Less than 24 hours before, Spears had just picked up Daniels from the Killeen-Fort Cavazos Regional Airport after returning to Texas from her training.
Daniels, Spears and Daniels’ parents spend an hour dining at a restaurant before making the nine-hour trip home. She and Spears must still report for duty at Fort Cavazos the following day.
“[Being a single mom] could be extremely challenging,” said Spears, who has a four-year-old son herself. “Sometimes you have leadership that do not have family or have not been in that situation before. But you just have to have the right attitude and right mindset and wake up every morning and say ‘Hey, I got to do this for my baby, no matter what.’”
The two women bonded when Daniels took over as squad leader for Stryker mechanics while Spears became a lead supervisor of logistics.
They both knew the struggles of being a single mother in the Army, while also taking duties as young leaders.
They coordinated their schedules tightly around their duties at the motorpool, fitness training and their children’s day care and health care needs. They spend time in each other’s homes while also coordinating play dates for their children.

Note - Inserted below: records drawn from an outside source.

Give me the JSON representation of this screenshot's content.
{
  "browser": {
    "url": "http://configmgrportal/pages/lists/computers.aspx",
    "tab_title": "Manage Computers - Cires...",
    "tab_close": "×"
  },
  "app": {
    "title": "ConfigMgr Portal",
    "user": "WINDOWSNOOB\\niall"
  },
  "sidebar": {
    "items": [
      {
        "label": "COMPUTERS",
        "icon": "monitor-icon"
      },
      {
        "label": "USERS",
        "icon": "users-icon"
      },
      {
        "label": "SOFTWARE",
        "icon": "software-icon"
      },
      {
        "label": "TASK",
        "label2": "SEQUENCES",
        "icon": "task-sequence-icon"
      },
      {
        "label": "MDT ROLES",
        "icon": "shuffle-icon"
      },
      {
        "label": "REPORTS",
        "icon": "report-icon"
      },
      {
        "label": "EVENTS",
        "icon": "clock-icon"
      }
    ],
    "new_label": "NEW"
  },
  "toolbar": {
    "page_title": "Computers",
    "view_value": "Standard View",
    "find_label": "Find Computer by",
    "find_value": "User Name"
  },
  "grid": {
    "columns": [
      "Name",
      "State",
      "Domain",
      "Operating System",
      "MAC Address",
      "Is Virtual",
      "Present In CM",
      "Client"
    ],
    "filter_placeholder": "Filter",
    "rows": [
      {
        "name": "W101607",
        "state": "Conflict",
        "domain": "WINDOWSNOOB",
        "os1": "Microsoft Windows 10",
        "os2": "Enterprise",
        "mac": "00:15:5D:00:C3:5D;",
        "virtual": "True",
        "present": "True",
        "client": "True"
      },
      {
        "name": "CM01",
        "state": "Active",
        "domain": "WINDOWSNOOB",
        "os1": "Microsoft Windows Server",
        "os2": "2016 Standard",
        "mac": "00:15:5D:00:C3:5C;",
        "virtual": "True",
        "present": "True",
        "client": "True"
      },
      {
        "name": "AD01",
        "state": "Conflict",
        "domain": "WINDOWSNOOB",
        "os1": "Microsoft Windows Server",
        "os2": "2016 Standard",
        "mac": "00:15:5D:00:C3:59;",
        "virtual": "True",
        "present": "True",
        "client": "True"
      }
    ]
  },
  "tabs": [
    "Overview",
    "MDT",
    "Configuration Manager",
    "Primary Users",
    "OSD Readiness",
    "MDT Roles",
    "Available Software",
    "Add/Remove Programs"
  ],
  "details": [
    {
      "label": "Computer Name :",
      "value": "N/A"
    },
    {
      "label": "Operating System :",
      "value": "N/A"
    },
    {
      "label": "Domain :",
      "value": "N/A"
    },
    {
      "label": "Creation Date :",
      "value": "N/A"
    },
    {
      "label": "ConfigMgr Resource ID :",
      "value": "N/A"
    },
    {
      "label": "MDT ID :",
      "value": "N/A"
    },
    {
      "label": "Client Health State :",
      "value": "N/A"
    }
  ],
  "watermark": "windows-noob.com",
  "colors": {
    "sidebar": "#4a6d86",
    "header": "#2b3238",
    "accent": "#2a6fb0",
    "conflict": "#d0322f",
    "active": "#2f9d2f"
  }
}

However, the uncertainty of child care looms every time they must deploy, train in the field or go on temporary duty. During each separation, she must prepare enough snacks and pack enough clothing for each day apart.
Daniels knows that the more difficult time apart from her kids is coming. Daniels will soon deploy as part of a security force assistance brigade — special training units that travel to locations throughout the globe. She faces the uncertainty of not knowing how long she will be gone. It could be anywhere from a couple weeks to nine months.
But she knows she can count on her Family Care Plan, which provides care for military members when a Soldier deploys, and the support of Daniels’ family and friends.
Daniels said that she relies on her ability to plan and manage her schedule to find balance as a single mother and Soldier.